[Start of Attachment]

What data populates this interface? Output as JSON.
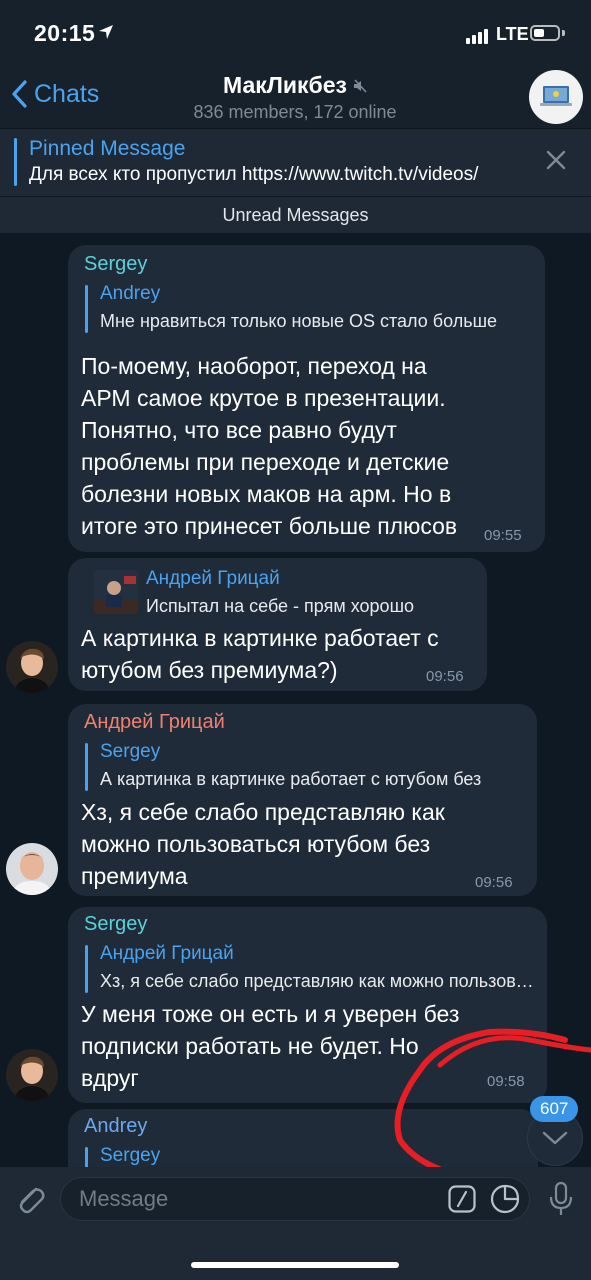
{
  "status_bar": {
    "time": "20:15",
    "network": "LTE"
  },
  "header": {
    "back_label": "Chats",
    "title": "МакЛикбез",
    "subtitle": "836 members, 172 online"
  },
  "pinned": {
    "title": "Pinned Message",
    "text": "Для всех кто пропустил https://www.twitch.tv/videos/"
  },
  "unread_label": "Unread Messages",
  "messages": [
    {
      "sender": "Sergey",
      "reply_name": "Andrey",
      "reply_text": "Мне нравиться только новые OS стало больше",
      "text": "По-моему, наоборот, переход на\nАРМ самое крутое в презентации.\nПонятно, что все равно будут\nпроблемы при переходе и детские\nболезни новых маков на арм. Но в\nитоге это принесет больше плюсов",
      "time": "09:55"
    },
    {
      "reply_name": "Андрей Грицай",
      "reply_text": "Испытал на себе - прям хорошо",
      "text": "А картинка в картинке работает с\nютубом без премиума?)",
      "time": "09:56"
    },
    {
      "sender": "Андрей Грицай",
      "reply_name": "Sergey",
      "reply_text": "А картинка в картинке работает с ютубом без",
      "text": "Хз, я себе слабо представляю как\nможно пользоваться ютубом без\nпремиума",
      "time": "09:56"
    },
    {
      "sender": "Sergey",
      "reply_name": "Андрей Грицай",
      "reply_text": "Хз, я себе слабо представляю как можно пользоваться",
      "text": "У меня тоже он есть и я уверен без\nподписки работать не будет. Но\nвдруг",
      "time": "09:58"
    },
    {
      "sender": "Andrey",
      "reply_name": "Sergey"
    }
  ],
  "unread_count": "607",
  "input": {
    "placeholder": "Message"
  },
  "colors": {
    "background": "#17212b",
    "chat_background": "#0f1923",
    "bubble": "#1f2b38",
    "accent": "#4aa3f0",
    "sergey": "#5ad2d8",
    "andrey_g": "#f0806f",
    "andrey": "#6aa9f0",
    "annotation": "#e81e25"
  }
}
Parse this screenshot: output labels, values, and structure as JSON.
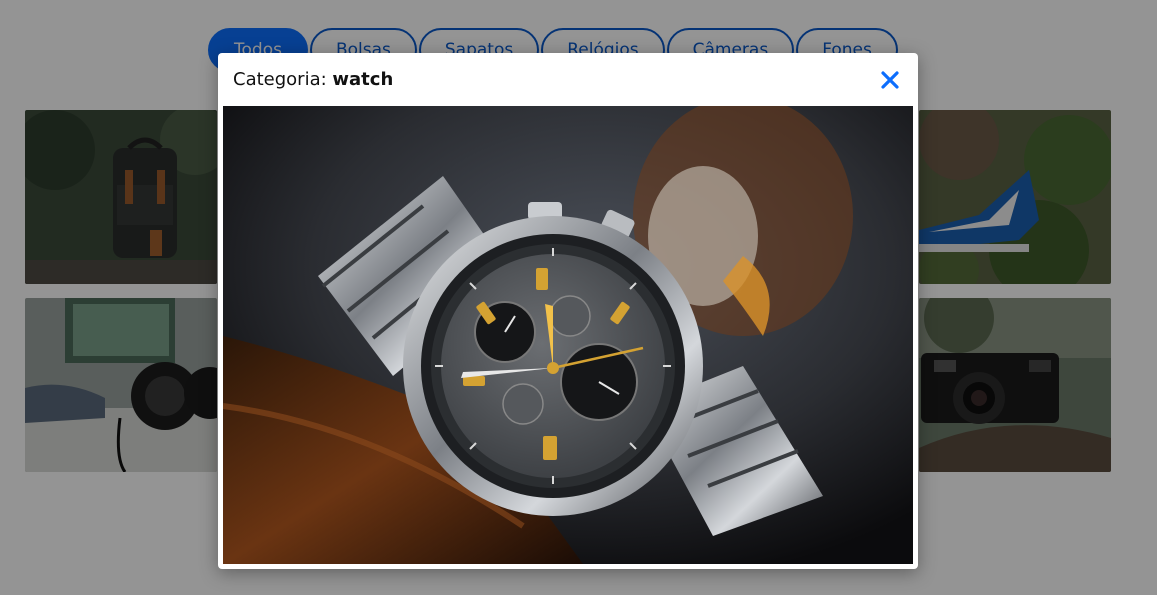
{
  "filters": [
    {
      "label": "Todos",
      "active": true
    },
    {
      "label": "Bolsas",
      "active": false
    },
    {
      "label": "Sapatos",
      "active": false
    },
    {
      "label": "Relógios",
      "active": false
    },
    {
      "label": "Câmeras",
      "active": false
    },
    {
      "label": "Fones",
      "active": false
    }
  ],
  "gallery": {
    "items": [
      {
        "category": "bag"
      },
      {
        "category": "headphones"
      },
      {
        "category": "shoes"
      },
      {
        "category": "camera"
      }
    ]
  },
  "modal": {
    "title_prefix": "Categoria:",
    "category": "watch",
    "close_icon": "close-icon",
    "image_subject": "wristwatch"
  },
  "colors": {
    "primary": "#0d6efd",
    "primary_border": "#0a58ca",
    "close": "#0d6efd"
  }
}
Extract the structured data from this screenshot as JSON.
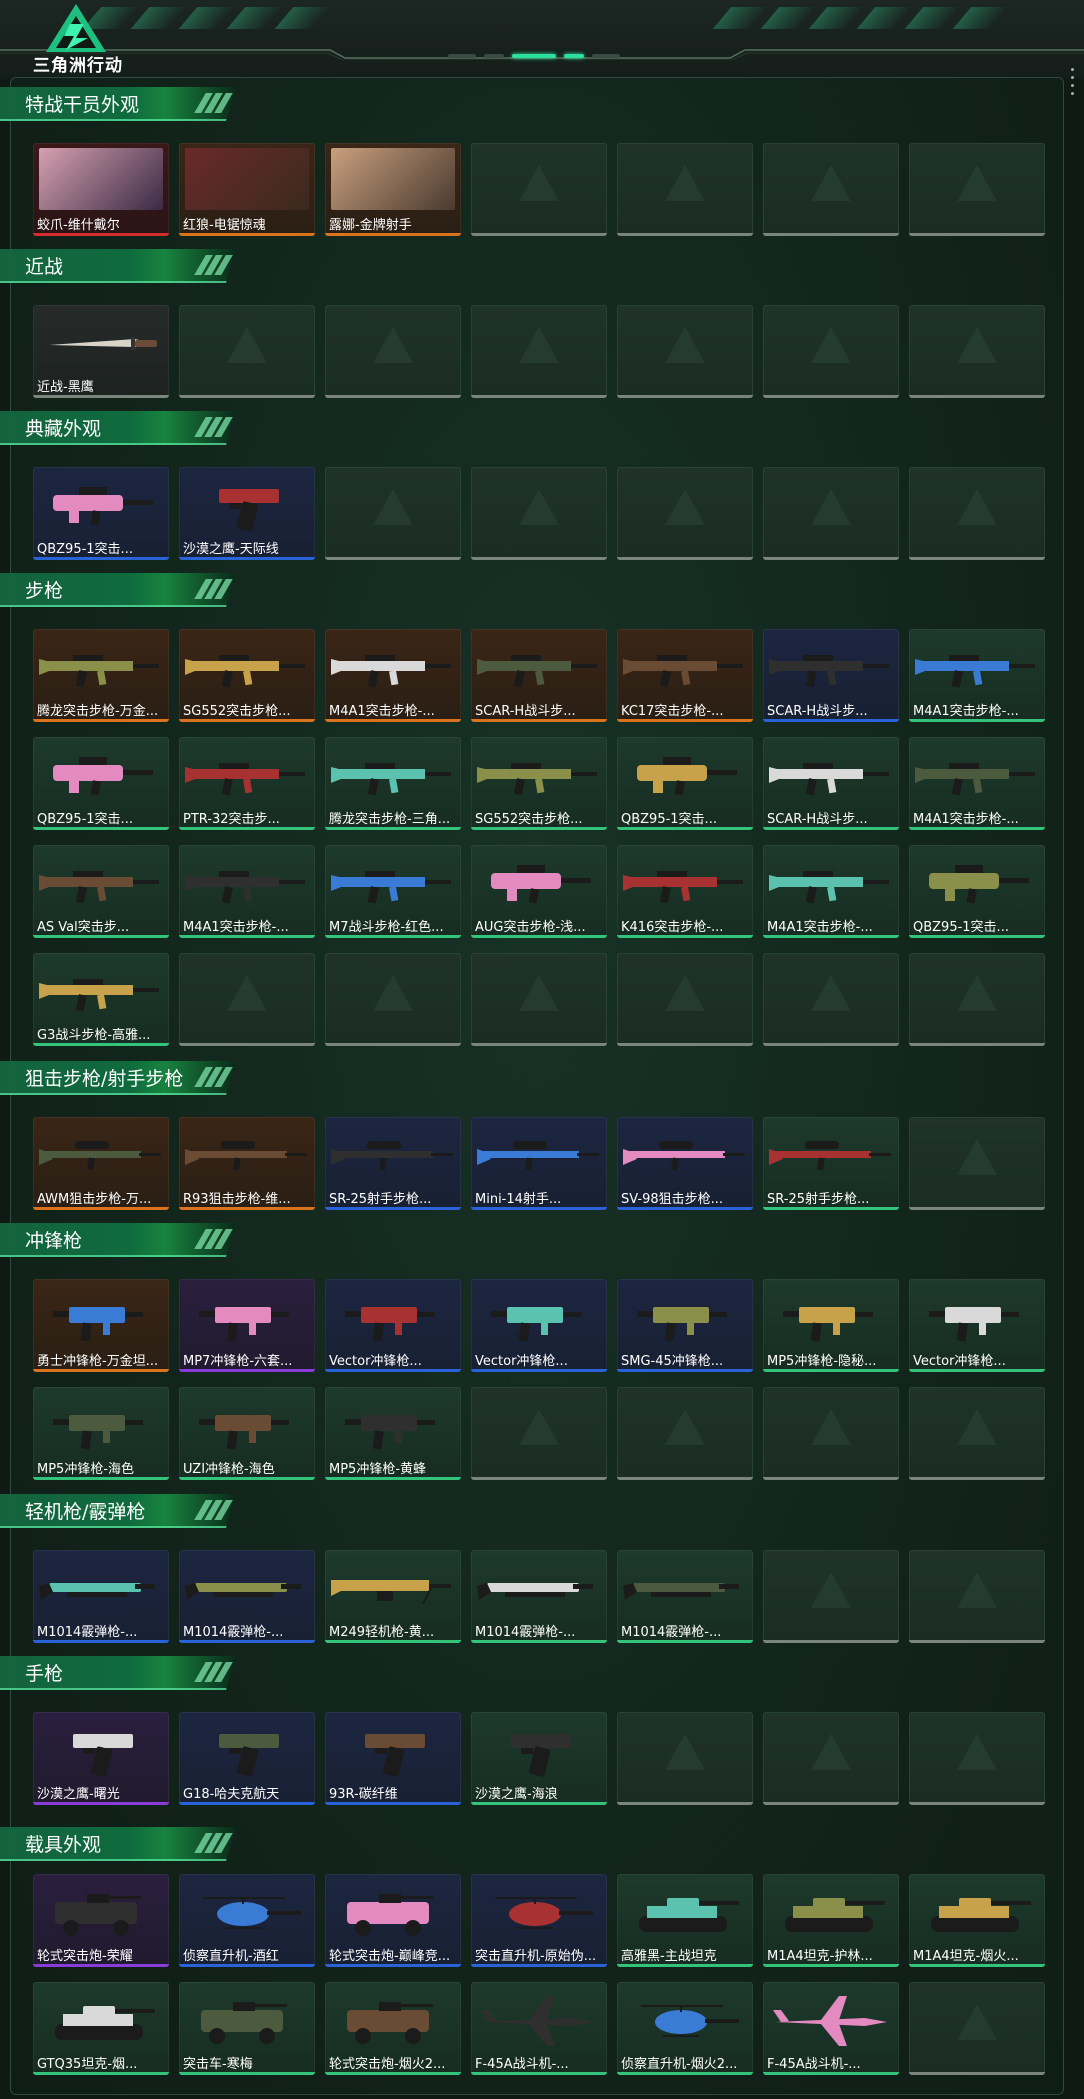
{
  "header": {
    "brand": "三角洲行动"
  },
  "colors": {
    "orange": "#d8731e",
    "red": "#d22e2e",
    "purple": "#8a3cd8",
    "blue": "#2a63d8",
    "green": "#33c37a",
    "grey": "#7a857e"
  },
  "sections": [
    {
      "title": "特战干员外观",
      "items": [
        {
          "name": "蛟爪-维什戴尔",
          "rarity": "red",
          "kind": "operator"
        },
        {
          "name": "红狼-电锯惊魂",
          "rarity": "orange",
          "kind": "operator"
        },
        {
          "name": "露娜-金牌射手",
          "rarity": "orange",
          "kind": "operator"
        }
      ]
    },
    {
      "title": "近战",
      "items": [
        {
          "name": "近战-黑鹰",
          "rarity": "grey",
          "kind": "knife"
        }
      ]
    },
    {
      "title": "典藏外观",
      "items": [
        {
          "name": "QBZ95-1突击...",
          "rarity": "blue",
          "kind": "bullpup"
        },
        {
          "name": "沙漠之鹰-天际线",
          "rarity": "blue",
          "kind": "pistol"
        }
      ]
    },
    {
      "title": "步枪",
      "items": [
        {
          "name": "腾龙突击步枪-万金...",
          "rarity": "orange",
          "kind": "rifle"
        },
        {
          "name": "SG552突击步枪...",
          "rarity": "orange",
          "kind": "rifle"
        },
        {
          "name": "M4A1突击步枪-...",
          "rarity": "orange",
          "kind": "rifle"
        },
        {
          "name": "SCAR-H战斗步...",
          "rarity": "orange",
          "kind": "rifle"
        },
        {
          "name": "KC17突击步枪-...",
          "rarity": "orange",
          "kind": "rifle"
        },
        {
          "name": "SCAR-H战斗步...",
          "rarity": "blue",
          "kind": "rifle"
        },
        {
          "name": "M4A1突击步枪-...",
          "rarity": "green",
          "kind": "rifle"
        },
        {
          "name": "QBZ95-1突击...",
          "rarity": "green",
          "kind": "bullpup"
        },
        {
          "name": "PTR-32突击步...",
          "rarity": "green",
          "kind": "rifle"
        },
        {
          "name": "腾龙突击步枪-三角...",
          "rarity": "green",
          "kind": "rifle"
        },
        {
          "name": "SG552突击步枪...",
          "rarity": "green",
          "kind": "rifle"
        },
        {
          "name": "QBZ95-1突击...",
          "rarity": "green",
          "kind": "bullpup"
        },
        {
          "name": "SCAR-H战斗步...",
          "rarity": "green",
          "kind": "rifle"
        },
        {
          "name": "M4A1突击步枪-...",
          "rarity": "green",
          "kind": "rifle"
        },
        {
          "name": "AS Val突击步...",
          "rarity": "green",
          "kind": "rifle"
        },
        {
          "name": "M4A1突击步枪-...",
          "rarity": "green",
          "kind": "rifle"
        },
        {
          "name": "M7战斗步枪-红色...",
          "rarity": "green",
          "kind": "rifle"
        },
        {
          "name": "AUG突击步枪-浅...",
          "rarity": "green",
          "kind": "bullpup"
        },
        {
          "name": "K416突击步枪-...",
          "rarity": "green",
          "kind": "rifle"
        },
        {
          "name": "M4A1突击步枪-...",
          "rarity": "green",
          "kind": "rifle"
        },
        {
          "name": "QBZ95-1突击...",
          "rarity": "green",
          "kind": "bullpup"
        },
        {
          "name": "G3战斗步枪-高雅...",
          "rarity": "green",
          "kind": "rifle"
        }
      ]
    },
    {
      "title": "狙击步枪/射手步枪",
      "items": [
        {
          "name": "AWM狙击步枪-万...",
          "rarity": "orange",
          "kind": "sniper"
        },
        {
          "name": "R93狙击步枪-维...",
          "rarity": "orange",
          "kind": "sniper"
        },
        {
          "name": "SR-25射手步枪...",
          "rarity": "blue",
          "kind": "sniper"
        },
        {
          "name": "Mini-14射手...",
          "rarity": "blue",
          "kind": "sniper"
        },
        {
          "name": "SV-98狙击步枪...",
          "rarity": "blue",
          "kind": "sniper"
        },
        {
          "name": "SR-25射手步枪...",
          "rarity": "green",
          "kind": "sniper"
        }
      ]
    },
    {
      "title": "冲锋枪",
      "items": [
        {
          "name": "勇士冲锋枪-万金坦...",
          "rarity": "orange",
          "kind": "smg"
        },
        {
          "name": "MP7冲锋枪-六套...",
          "rarity": "purple",
          "kind": "smg"
        },
        {
          "name": "Vector冲锋枪...",
          "rarity": "blue",
          "kind": "smg"
        },
        {
          "name": "Vector冲锋枪...",
          "rarity": "blue",
          "kind": "smg"
        },
        {
          "name": "SMG-45冲锋枪...",
          "rarity": "blue",
          "kind": "smg"
        },
        {
          "name": "MP5冲锋枪-隐秘...",
          "rarity": "green",
          "kind": "smg"
        },
        {
          "name": "Vector冲锋枪...",
          "rarity": "green",
          "kind": "smg"
        },
        {
          "name": "MP5冲锋枪-海色",
          "rarity": "green",
          "kind": "smg"
        },
        {
          "name": "UZI冲锋枪-海色",
          "rarity": "green",
          "kind": "smg"
        },
        {
          "name": "MP5冲锋枪-黄蜂",
          "rarity": "green",
          "kind": "smg"
        }
      ]
    },
    {
      "title": "轻机枪/霰弹枪",
      "items": [
        {
          "name": "M1014霰弹枪-...",
          "rarity": "blue",
          "kind": "shotgun"
        },
        {
          "name": "M1014霰弹枪-...",
          "rarity": "blue",
          "kind": "shotgun"
        },
        {
          "name": "M249轻机枪-黄...",
          "rarity": "green",
          "kind": "lmg"
        },
        {
          "name": "M1014霰弹枪-...",
          "rarity": "green",
          "kind": "shotgun"
        },
        {
          "name": "M1014霰弹枪-...",
          "rarity": "green",
          "kind": "shotgun"
        }
      ]
    },
    {
      "title": "手枪",
      "items": [
        {
          "name": "沙漠之鹰-曙光",
          "rarity": "purple",
          "kind": "pistol"
        },
        {
          "name": "G18-哈夫克航天",
          "rarity": "blue",
          "kind": "pistol"
        },
        {
          "name": "93R-碳纤维",
          "rarity": "blue",
          "kind": "pistol"
        },
        {
          "name": "沙漠之鹰-海浪",
          "rarity": "green",
          "kind": "pistol"
        }
      ]
    },
    {
      "title": "载具外观",
      "items": [
        {
          "name": "轮式突击炮-荣耀",
          "rarity": "purple",
          "kind": "apc"
        },
        {
          "name": "侦察直升机-酒红",
          "rarity": "blue",
          "kind": "heli"
        },
        {
          "name": "轮式突击炮-巅峰竞...",
          "rarity": "blue",
          "kind": "apc"
        },
        {
          "name": "突击直升机-原始伪...",
          "rarity": "blue",
          "kind": "heli"
        },
        {
          "name": "高雅黑-主战坦克",
          "rarity": "green",
          "kind": "tank"
        },
        {
          "name": "M1A4坦克-护林...",
          "rarity": "green",
          "kind": "tank"
        },
        {
          "name": "M1A4坦克-烟火...",
          "rarity": "green",
          "kind": "tank"
        },
        {
          "name": "GTQ35坦克-烟...",
          "rarity": "green",
          "kind": "tank"
        },
        {
          "name": "突击车-寒梅",
          "rarity": "green",
          "kind": "apc"
        },
        {
          "name": "轮式突击炮-烟火2...",
          "rarity": "green",
          "kind": "apc"
        },
        {
          "name": "F-45A战斗机-...",
          "rarity": "green",
          "kind": "jet"
        },
        {
          "name": "侦察直升机-烟火2...",
          "rarity": "green",
          "kind": "heli"
        },
        {
          "name": "F-45A战斗机-...",
          "rarity": "green",
          "kind": "jet"
        }
      ]
    }
  ]
}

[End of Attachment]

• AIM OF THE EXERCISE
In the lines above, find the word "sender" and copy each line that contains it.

• RESULT
      "sender": "Sergey",
      "sender": "Андрей Грицай",
      "sender": "Sergey",
      "sender": "Andrey",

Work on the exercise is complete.